10. Joe Warren (11-3)

Dillashaw was No. 7 last month, which is all that you need to know about what we thought his chances were against Barão. We were way off, of course, but we were by no means alone. (You picked Dillashaw to win that fight? Yeah, sure.) But now T.J. is the champ, and that puts him on the top of the heap. It'll be interesting to see where he turns next. Rematch with Barão? Rematch with Assunção, who beat him via split decision last year? That aside, let the jockeying begin among contenders and pretenders, all ramping up their ambitions now that the belt is in possession of someone not on a 33-fight win streak.


1. Demetrious Johnson (19-2-1)

2. Joseph Benavidez (20-4)

3. Ian McCall (12-4-1)

4. John Dodson (15-6)

5. John Moraga (13-2)

6. Ali Bagautinov (13-2)

7. John Lineker (23-7)

8. Jussier da Silva (15-3)

9. Brad Pickett (24-8)

10. Tim Elliott (10-5-1)

The UFC likes to have at least one title fight each month, and June's pits "Mighty Mouse" against Bagautinov. Johnson keeps getting better and better, so it'll be interesting to see how Ali tries to attack him a week from Saturday. An interested observer will be the winner of this weekend's bout between Dodson and Moraga. Both have lost to the champ, but Saturday's survivor would appear to be in line for a re-do.


1. Ronda Rousey (9-0)

2. Cristiane Justino (12-1, 1 NC)

3. Cat Zingano (8-0)

4. Sara McMann (7-1)

5. Miesha Tate (14-5)

6. Alexis Davis (16-5)

7. Jessica Eye (10-2, 1 NC)

8. Sarah Kaufman (16-2, 1 NC)

9. Liz Carmouche (9-5)

10. Jessica Aguilar (15-4)

We're a month away from Rousey vs. Davis, and all's quiet. The women's fight scene is just not the same when "Rowdy Ronda" isn't being baited by Tate. But an even more charged-up challenge, "Cyborg" Justino, is lurking.
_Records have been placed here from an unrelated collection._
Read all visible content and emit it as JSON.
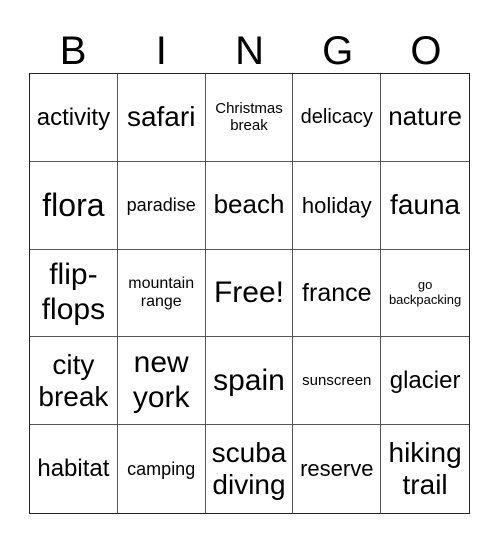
{
  "header": [
    "B",
    "I",
    "N",
    "G",
    "O"
  ],
  "cells": [
    {
      "text": "activity",
      "size": "s24"
    },
    {
      "text": "safari",
      "size": "s28"
    },
    {
      "text": "Christmas break",
      "size": "s15"
    },
    {
      "text": "delicacy",
      "size": "s20"
    },
    {
      "text": "nature",
      "size": "s26"
    },
    {
      "text": "flora",
      "size": "s32"
    },
    {
      "text": "paradise",
      "size": "s18"
    },
    {
      "text": "beach",
      "size": "s26"
    },
    {
      "text": "holiday",
      "size": "s22"
    },
    {
      "text": "fauna",
      "size": "s28"
    },
    {
      "text": "flip-flops",
      "size": "s30"
    },
    {
      "text": "mountain range",
      "size": "s16"
    },
    {
      "text": "Free!",
      "size": "s30"
    },
    {
      "text": "france",
      "size": "s25"
    },
    {
      "text": "go backpacking",
      "size": "s13"
    },
    {
      "text": "city break",
      "size": "s28"
    },
    {
      "text": "new york",
      "size": "s30"
    },
    {
      "text": "spain",
      "size": "s30"
    },
    {
      "text": "sunscreen",
      "size": "s15"
    },
    {
      "text": "glacier",
      "size": "s24"
    },
    {
      "text": "habitat",
      "size": "s24"
    },
    {
      "text": "camping",
      "size": "s18"
    },
    {
      "text": "scuba diving",
      "size": "s28"
    },
    {
      "text": "reserve",
      "size": "s22"
    },
    {
      "text": "hiking trail",
      "size": "s28"
    }
  ]
}
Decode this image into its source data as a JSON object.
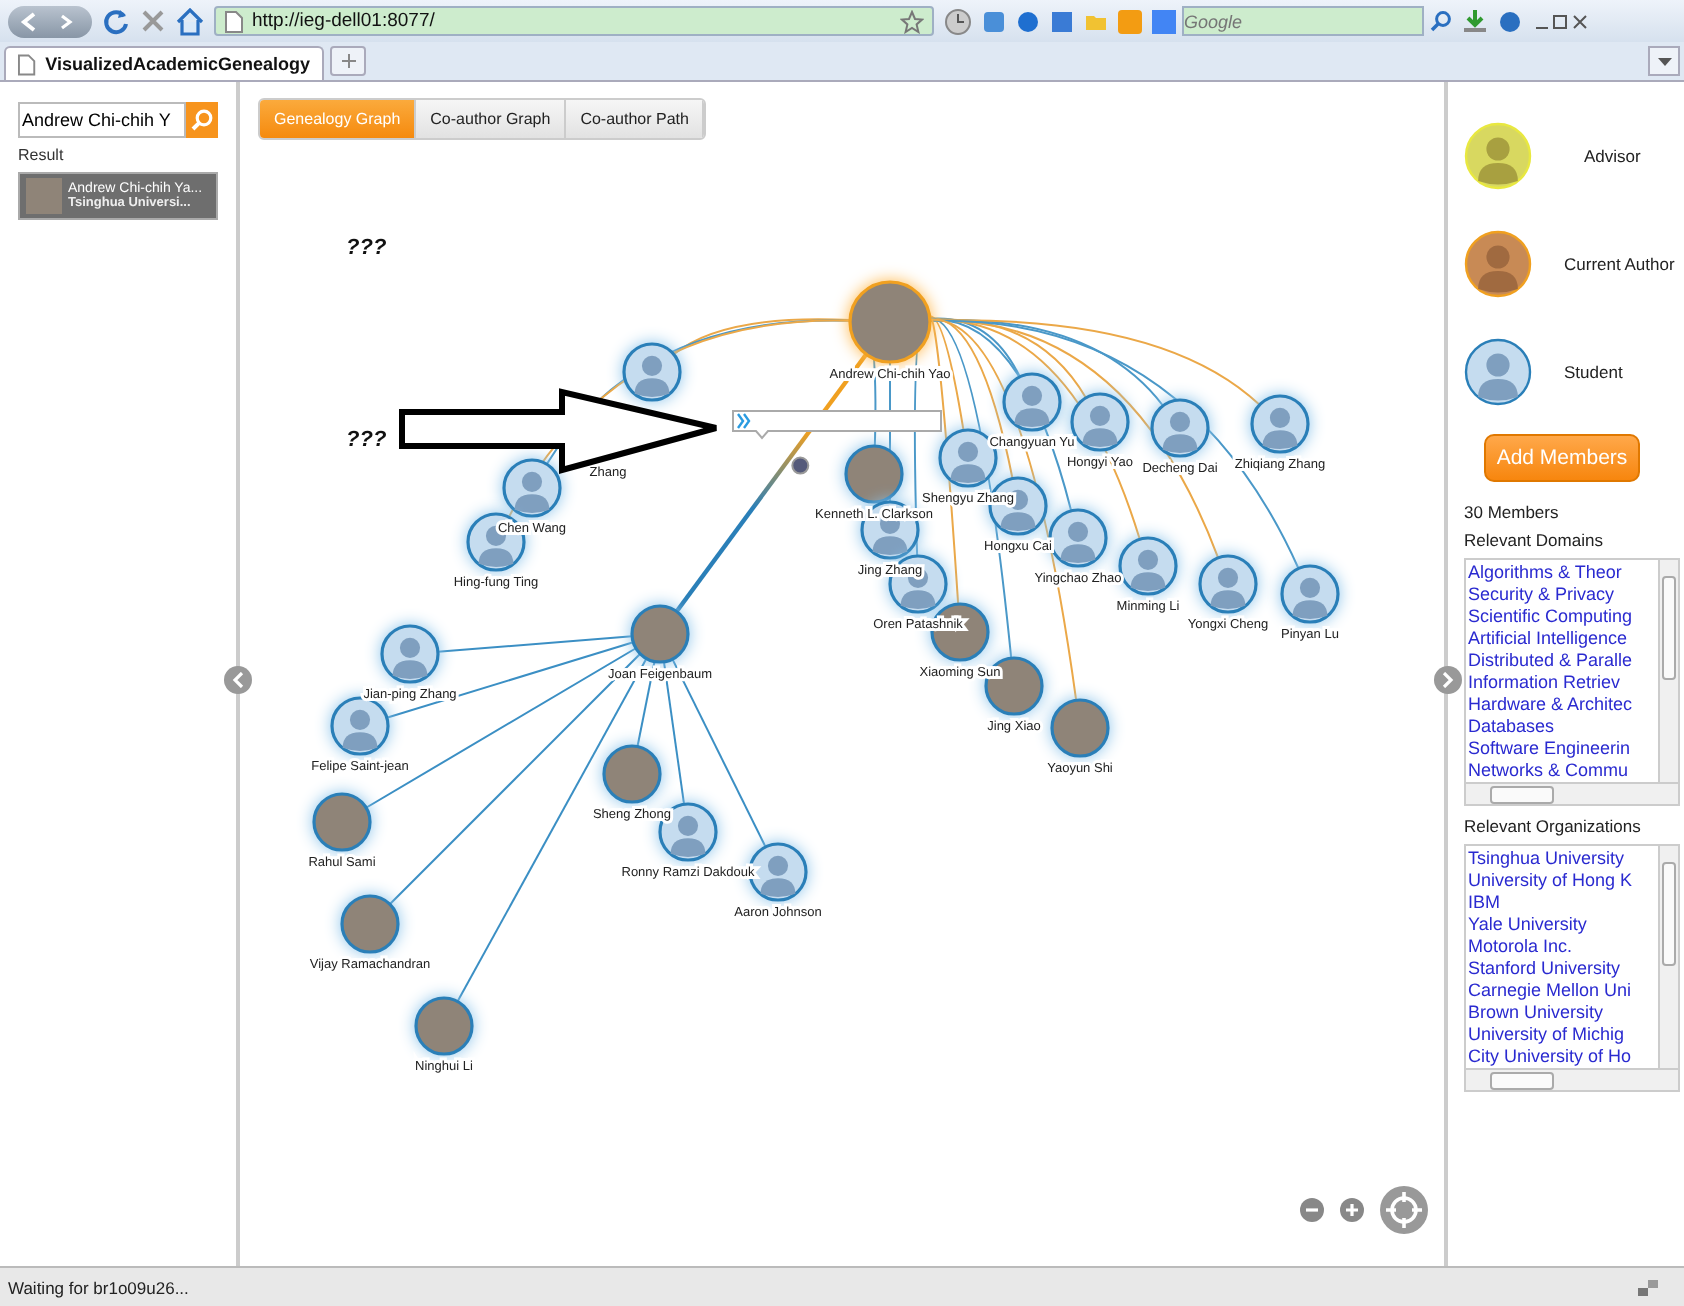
{
  "browser": {
    "url": "http://ieg-dell01:8077/",
    "search_placeholder": "Google",
    "tab_title": "VisualizedAcademicGenealogy"
  },
  "search": {
    "value": "Andrew Chi-chih Y",
    "result_label": "Result",
    "results": [
      {
        "name": "Andrew Chi-chih Ya...",
        "affiliation": "Tsinghua Universi...",
        "selected": true
      }
    ]
  },
  "view_tabs": [
    {
      "label": "Genealogy Graph",
      "selected": true
    },
    {
      "label": "Co-author Graph",
      "selected": false
    },
    {
      "label": "Co-author Path",
      "selected": false
    }
  ],
  "graph": {
    "annotations": [
      "???",
      "???"
    ],
    "nodes": [
      {
        "name": "Andrew Chi-chih Yao",
        "photo": true,
        "kind": "current"
      },
      {
        "name": "Zhang",
        "photo": false,
        "kind": "student"
      },
      {
        "name": "Chen Wang",
        "photo": false,
        "kind": "student"
      },
      {
        "name": "Hing-fung Ting",
        "photo": false,
        "kind": "student"
      },
      {
        "name": "Kenneth L. Clarkson",
        "photo": true,
        "kind": "student"
      },
      {
        "name": "Shengyu Zhang",
        "photo": false,
        "kind": "student"
      },
      {
        "name": "Changyuan Yu",
        "photo": false,
        "kind": "student"
      },
      {
        "name": "Hongyi Yao",
        "photo": false,
        "kind": "student"
      },
      {
        "name": "Decheng Dai",
        "photo": false,
        "kind": "student"
      },
      {
        "name": "Zhiqiang Zhang",
        "photo": false,
        "kind": "student"
      },
      {
        "name": "Jing Zhang",
        "photo": false,
        "kind": "student"
      },
      {
        "name": "Hongxu Cai",
        "photo": false,
        "kind": "student"
      },
      {
        "name": "Yingchao Zhao",
        "photo": false,
        "kind": "student"
      },
      {
        "name": "Minming Li",
        "photo": false,
        "kind": "student"
      },
      {
        "name": "Oren Patashnik",
        "photo": false,
        "kind": "student"
      },
      {
        "name": "Yongxi Cheng",
        "photo": false,
        "kind": "student"
      },
      {
        "name": "Pinyan Lu",
        "photo": false,
        "kind": "student"
      },
      {
        "name": "Xiaoming Sun",
        "photo": true,
        "kind": "student"
      },
      {
        "name": "Jing Xiao",
        "photo": true,
        "kind": "student"
      },
      {
        "name": "Yaoyun Shi",
        "photo": true,
        "kind": "student"
      },
      {
        "name": "Joan Feigenbaum",
        "photo": true,
        "kind": "student"
      },
      {
        "name": "Jian-ping Zhang",
        "photo": false,
        "kind": "student"
      },
      {
        "name": "Felipe Saint-jean",
        "photo": false,
        "kind": "student"
      },
      {
        "name": "Rahul Sami",
        "photo": true,
        "kind": "student"
      },
      {
        "name": "Vijay Ramachandran",
        "photo": true,
        "kind": "student"
      },
      {
        "name": "Ninghui Li",
        "photo": true,
        "kind": "student"
      },
      {
        "name": "Sheng Zhong",
        "photo": true,
        "kind": "student"
      },
      {
        "name": "Ronny Ramzi Dakdouk",
        "photo": false,
        "kind": "student"
      },
      {
        "name": "Aaron Johnson",
        "photo": false,
        "kind": "student"
      }
    ]
  },
  "legend": [
    {
      "label": "Advisor",
      "kind": "advisor"
    },
    {
      "label": "Current Author",
      "kind": "current"
    },
    {
      "label": "Student",
      "kind": "student"
    }
  ],
  "add_button": "Add Members",
  "member_count": "30 Members",
  "domains": {
    "title": "Relevant Domains",
    "items": [
      "Algorithms & Theor",
      "Security & Privacy",
      "Scientific Computing",
      "Artificial Intelligence",
      "Distributed & Paralle",
      "Information Retriev",
      "Hardware & Architec",
      "Databases",
      "Software Engineerin",
      "Networks & Commu"
    ]
  },
  "organizations": {
    "title": "Relevant Organizations",
    "items": [
      "Tsinghua University",
      "University of Hong K",
      "IBM",
      "Yale University",
      "Motorola Inc.",
      "Stanford University",
      "Carnegie Mellon Uni",
      "Brown University",
      "University of Michig",
      "City University of Ho"
    ]
  },
  "status": "Waiting for br1o09u26..."
}
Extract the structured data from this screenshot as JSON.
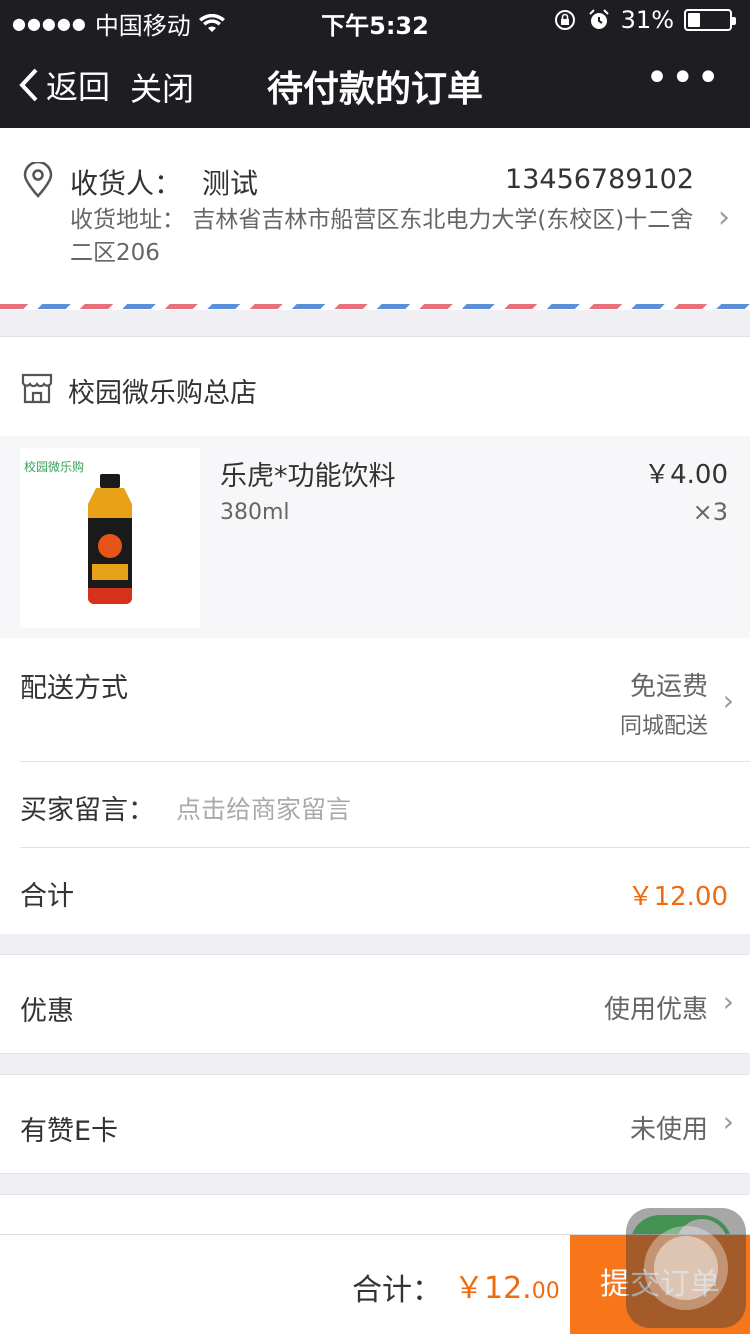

If Rousey wins next month, it would appear that Zingano should have the right call next. But after that? The UFC can't continue to ignore a Rousey vs. Cyborg clash, can it?

Pound for pound

1. Jon Jones

2. José Aldo

3. Cain Velasquez

4. Chris Weidman

5. Demetrious Johnson

6. Ronda Rousey

7. Anthony Pettis

8. Anderson Silva

9. Johny Hendricks

10. Daniel Cormier

Why no Dillashaw? T.J. did pull off an astounding upset over a dominant champion, which did thrust him to the top of the bantamweight list. But he sort of came out of nowhere, so let's see some more from the guy. For now, Barão is gone from his No. 6 spot, everyone below moves up, and Cormier jumps in. That's what you get for throwing Dan Henderson around like he's a flyweight.

Questions? Comments? To reach Jeff Wagenheim or contribute to the MMA mailbag, click on the E-mail link at the top of the page.

SI Apps
We've Got Apps Too
Get expert analysis, unrivaled access, and the award-winning storytelling only SI can provide - from Peter King, Tom Verducci, Lee Jenkins, Seth Davis, and more - delivered straight to you, along with up-to-the-minute news and live scores.